(Data records for software interfaces)
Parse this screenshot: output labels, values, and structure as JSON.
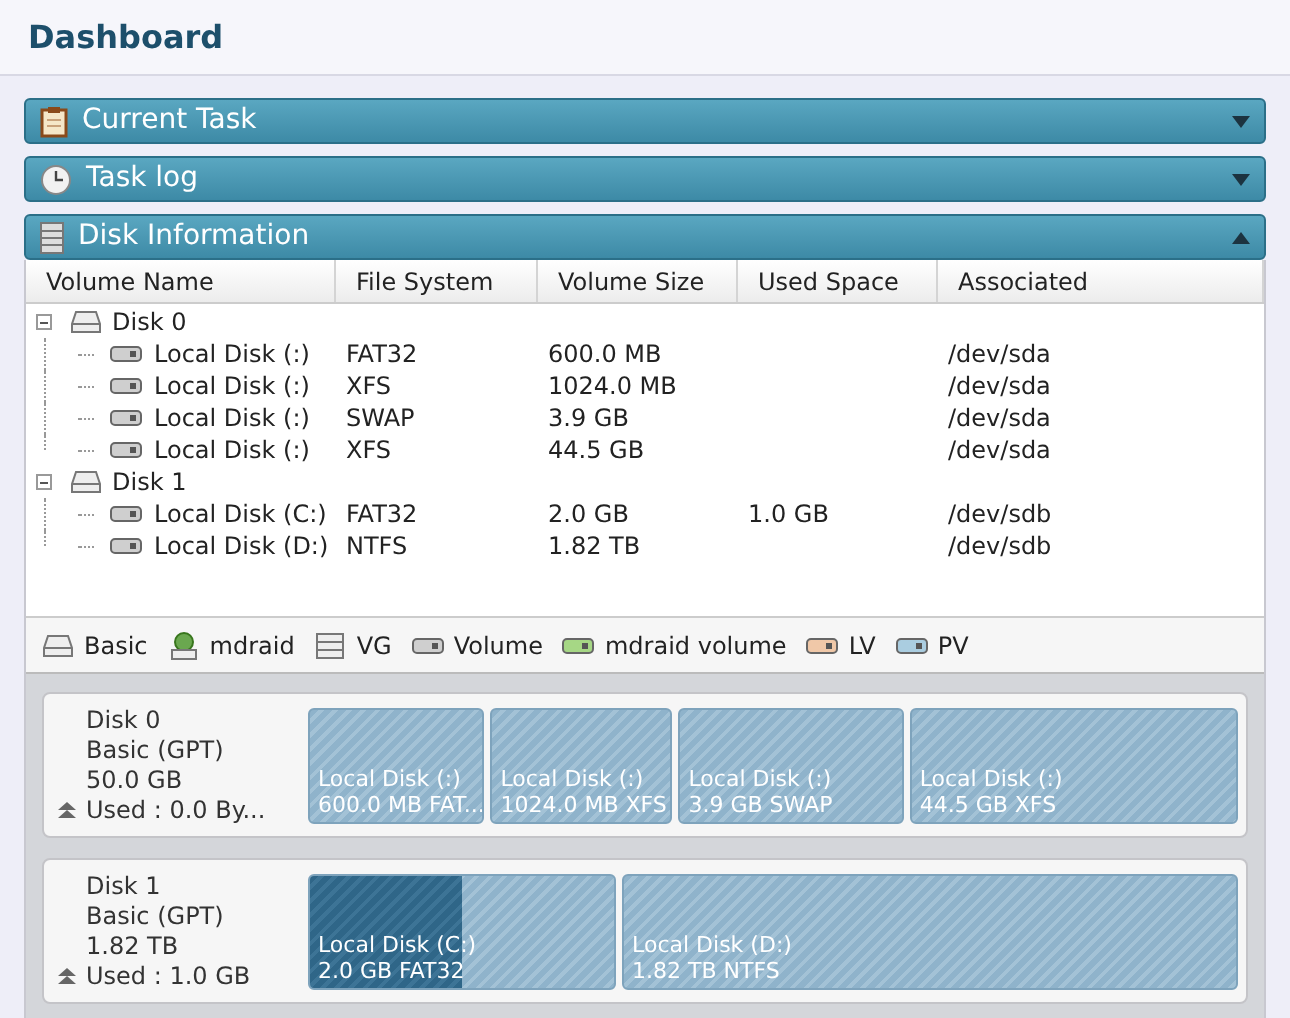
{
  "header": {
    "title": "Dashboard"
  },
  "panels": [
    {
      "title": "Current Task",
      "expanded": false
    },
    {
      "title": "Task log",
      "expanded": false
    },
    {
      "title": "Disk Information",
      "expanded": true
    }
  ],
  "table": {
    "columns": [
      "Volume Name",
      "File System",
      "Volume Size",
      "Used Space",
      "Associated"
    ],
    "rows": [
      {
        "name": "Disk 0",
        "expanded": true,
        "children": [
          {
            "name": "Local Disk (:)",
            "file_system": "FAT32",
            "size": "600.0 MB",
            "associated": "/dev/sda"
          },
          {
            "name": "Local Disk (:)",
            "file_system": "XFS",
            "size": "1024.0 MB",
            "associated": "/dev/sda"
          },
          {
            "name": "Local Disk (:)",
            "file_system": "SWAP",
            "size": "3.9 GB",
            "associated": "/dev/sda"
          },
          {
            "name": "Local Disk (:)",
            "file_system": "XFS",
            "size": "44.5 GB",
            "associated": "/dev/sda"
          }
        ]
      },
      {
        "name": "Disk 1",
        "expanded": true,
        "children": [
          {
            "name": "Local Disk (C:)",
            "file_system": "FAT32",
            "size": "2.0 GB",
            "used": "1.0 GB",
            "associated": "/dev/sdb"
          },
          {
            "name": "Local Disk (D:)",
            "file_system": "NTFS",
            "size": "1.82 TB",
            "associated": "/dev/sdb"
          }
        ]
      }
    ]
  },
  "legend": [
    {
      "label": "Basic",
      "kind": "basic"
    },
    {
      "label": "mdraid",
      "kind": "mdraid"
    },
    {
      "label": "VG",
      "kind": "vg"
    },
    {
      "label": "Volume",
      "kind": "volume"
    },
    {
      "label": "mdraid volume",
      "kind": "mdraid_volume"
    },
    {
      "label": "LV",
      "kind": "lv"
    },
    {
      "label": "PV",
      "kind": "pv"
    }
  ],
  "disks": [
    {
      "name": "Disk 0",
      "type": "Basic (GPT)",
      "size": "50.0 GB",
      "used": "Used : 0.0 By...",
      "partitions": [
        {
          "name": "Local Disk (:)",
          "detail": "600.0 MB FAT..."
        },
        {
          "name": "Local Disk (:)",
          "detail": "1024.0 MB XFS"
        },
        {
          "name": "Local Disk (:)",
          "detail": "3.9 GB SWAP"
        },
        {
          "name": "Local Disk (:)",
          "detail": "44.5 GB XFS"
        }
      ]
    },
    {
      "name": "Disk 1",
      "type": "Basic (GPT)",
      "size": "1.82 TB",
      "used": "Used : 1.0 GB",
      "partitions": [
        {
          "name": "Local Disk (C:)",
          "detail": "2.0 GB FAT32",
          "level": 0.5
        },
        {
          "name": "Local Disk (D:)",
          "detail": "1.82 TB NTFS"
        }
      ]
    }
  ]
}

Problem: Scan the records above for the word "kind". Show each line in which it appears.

Response:
      "kind": "basic"
      "kind": "mdraid"
      "kind": "vg"
      "kind": "volume"
      "kind": "mdraid_volume"
      "kind": "lv"
      "kind": "pv"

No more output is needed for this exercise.